[[ DATA RECORDS, beginning ]]
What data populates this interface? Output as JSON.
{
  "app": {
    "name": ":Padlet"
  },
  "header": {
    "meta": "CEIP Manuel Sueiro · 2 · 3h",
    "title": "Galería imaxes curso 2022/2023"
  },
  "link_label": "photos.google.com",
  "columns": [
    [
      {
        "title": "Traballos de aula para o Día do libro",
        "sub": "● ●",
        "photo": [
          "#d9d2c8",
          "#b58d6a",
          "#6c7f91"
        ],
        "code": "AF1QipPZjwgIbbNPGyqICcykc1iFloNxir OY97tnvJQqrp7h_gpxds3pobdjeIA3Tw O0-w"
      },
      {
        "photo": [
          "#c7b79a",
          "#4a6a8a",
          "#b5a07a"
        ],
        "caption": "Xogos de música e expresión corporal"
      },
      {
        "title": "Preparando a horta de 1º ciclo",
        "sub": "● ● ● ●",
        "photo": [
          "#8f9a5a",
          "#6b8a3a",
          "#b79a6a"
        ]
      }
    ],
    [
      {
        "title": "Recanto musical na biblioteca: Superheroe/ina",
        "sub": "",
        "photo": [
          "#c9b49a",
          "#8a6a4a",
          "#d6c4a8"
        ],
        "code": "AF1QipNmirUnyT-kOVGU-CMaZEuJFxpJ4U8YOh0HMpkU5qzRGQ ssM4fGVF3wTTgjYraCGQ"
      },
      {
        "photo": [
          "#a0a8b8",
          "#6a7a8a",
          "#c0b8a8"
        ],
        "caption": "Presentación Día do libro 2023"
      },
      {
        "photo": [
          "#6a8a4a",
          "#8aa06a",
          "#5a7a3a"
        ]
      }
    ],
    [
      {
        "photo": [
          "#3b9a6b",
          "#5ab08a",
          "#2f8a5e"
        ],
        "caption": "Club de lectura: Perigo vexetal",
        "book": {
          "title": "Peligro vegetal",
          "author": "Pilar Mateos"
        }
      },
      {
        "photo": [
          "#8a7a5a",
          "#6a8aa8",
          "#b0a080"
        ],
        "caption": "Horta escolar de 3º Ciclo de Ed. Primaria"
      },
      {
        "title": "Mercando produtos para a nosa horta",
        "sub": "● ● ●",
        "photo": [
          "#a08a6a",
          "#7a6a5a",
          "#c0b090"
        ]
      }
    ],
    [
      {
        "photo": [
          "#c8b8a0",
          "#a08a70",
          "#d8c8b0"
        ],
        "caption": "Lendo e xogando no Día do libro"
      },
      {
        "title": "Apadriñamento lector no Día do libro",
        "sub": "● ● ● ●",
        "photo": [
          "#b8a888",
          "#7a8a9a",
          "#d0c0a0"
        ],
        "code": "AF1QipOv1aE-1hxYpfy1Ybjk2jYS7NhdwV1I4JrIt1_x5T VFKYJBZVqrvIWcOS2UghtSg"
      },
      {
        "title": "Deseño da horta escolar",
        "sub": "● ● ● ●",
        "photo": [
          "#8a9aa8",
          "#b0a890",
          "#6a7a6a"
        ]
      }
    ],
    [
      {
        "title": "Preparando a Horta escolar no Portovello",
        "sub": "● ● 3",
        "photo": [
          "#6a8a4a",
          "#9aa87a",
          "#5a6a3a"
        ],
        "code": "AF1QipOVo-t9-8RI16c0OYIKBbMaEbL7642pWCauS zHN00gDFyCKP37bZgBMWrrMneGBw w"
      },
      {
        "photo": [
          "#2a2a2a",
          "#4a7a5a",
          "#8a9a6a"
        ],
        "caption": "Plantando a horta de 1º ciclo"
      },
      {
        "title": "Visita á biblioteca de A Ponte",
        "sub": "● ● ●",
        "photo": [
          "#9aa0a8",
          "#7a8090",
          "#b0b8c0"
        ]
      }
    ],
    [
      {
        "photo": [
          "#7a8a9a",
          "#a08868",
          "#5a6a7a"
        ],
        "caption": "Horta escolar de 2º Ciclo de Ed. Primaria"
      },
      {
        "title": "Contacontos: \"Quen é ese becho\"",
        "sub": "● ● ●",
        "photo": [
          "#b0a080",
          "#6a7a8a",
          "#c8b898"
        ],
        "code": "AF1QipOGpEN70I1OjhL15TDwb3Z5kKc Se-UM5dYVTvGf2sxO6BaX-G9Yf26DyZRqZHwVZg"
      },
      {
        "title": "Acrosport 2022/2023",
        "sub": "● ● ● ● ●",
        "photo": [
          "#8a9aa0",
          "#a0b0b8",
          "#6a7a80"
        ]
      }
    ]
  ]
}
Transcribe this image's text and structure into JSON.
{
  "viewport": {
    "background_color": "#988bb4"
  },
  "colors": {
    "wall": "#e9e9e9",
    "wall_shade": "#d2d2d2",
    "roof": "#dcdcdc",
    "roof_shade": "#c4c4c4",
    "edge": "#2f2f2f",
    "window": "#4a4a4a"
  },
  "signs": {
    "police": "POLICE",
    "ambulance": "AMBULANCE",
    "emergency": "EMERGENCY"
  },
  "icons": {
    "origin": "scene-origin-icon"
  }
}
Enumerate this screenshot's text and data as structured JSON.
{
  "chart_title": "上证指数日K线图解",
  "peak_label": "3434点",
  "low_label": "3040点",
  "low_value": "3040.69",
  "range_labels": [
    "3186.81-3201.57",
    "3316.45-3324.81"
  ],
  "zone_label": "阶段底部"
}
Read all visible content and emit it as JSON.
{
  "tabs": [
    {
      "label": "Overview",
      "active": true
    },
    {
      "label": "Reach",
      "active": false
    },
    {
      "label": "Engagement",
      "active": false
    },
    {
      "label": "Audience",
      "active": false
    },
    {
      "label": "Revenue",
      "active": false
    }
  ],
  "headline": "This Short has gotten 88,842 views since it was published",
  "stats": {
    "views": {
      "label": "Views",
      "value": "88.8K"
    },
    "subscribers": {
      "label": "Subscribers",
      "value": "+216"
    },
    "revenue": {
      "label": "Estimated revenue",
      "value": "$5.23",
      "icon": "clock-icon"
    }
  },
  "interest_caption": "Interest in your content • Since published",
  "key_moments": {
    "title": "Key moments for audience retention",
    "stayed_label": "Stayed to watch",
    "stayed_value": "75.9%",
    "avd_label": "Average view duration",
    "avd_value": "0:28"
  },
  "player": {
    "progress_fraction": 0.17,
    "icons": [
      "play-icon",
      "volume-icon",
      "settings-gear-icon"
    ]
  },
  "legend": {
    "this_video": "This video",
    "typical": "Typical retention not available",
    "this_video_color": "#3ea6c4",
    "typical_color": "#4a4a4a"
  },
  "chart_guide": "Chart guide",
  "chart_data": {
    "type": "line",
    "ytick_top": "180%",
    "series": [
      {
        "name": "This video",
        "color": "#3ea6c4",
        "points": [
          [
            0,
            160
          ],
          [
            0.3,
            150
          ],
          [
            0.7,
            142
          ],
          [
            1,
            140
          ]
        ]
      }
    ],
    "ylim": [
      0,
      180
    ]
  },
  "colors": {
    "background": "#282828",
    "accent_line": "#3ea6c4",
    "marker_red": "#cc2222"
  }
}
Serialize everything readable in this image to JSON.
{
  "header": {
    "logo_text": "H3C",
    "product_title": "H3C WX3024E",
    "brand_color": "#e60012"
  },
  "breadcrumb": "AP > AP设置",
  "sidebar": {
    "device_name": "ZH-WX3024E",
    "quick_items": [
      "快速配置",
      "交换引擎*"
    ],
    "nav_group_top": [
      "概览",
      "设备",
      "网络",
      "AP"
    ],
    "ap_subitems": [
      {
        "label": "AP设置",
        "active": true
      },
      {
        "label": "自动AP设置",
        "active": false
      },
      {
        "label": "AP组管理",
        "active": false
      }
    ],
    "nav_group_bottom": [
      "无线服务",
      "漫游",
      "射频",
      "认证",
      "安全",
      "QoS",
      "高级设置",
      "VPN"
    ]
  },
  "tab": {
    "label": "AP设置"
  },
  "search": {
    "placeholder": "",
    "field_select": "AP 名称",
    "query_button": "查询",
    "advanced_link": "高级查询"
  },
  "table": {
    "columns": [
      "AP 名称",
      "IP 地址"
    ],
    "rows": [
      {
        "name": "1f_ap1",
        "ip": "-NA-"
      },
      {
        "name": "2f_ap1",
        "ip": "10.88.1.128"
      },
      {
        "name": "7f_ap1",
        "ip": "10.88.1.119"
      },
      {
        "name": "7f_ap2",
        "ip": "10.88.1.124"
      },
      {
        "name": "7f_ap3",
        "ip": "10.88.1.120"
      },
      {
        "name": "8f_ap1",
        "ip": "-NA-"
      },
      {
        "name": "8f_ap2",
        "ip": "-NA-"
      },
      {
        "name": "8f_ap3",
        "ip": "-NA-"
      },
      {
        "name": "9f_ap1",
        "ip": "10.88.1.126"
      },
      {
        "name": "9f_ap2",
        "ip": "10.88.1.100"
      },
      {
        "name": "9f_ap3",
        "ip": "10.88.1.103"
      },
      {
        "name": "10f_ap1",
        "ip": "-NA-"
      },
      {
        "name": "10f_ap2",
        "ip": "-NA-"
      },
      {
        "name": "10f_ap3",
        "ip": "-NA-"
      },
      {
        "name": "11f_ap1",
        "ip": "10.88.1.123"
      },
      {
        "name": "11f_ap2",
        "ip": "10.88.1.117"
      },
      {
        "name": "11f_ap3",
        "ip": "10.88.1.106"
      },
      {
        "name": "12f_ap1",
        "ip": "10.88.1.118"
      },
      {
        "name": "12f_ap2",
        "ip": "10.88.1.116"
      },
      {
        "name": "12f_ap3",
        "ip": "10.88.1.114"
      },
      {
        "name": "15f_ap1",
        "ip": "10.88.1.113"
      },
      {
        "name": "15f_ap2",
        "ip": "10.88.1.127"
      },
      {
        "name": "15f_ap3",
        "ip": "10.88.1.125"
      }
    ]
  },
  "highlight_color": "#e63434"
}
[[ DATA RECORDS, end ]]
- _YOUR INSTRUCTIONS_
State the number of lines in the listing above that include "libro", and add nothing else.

- _RESULT OF THE EXERCISE_
4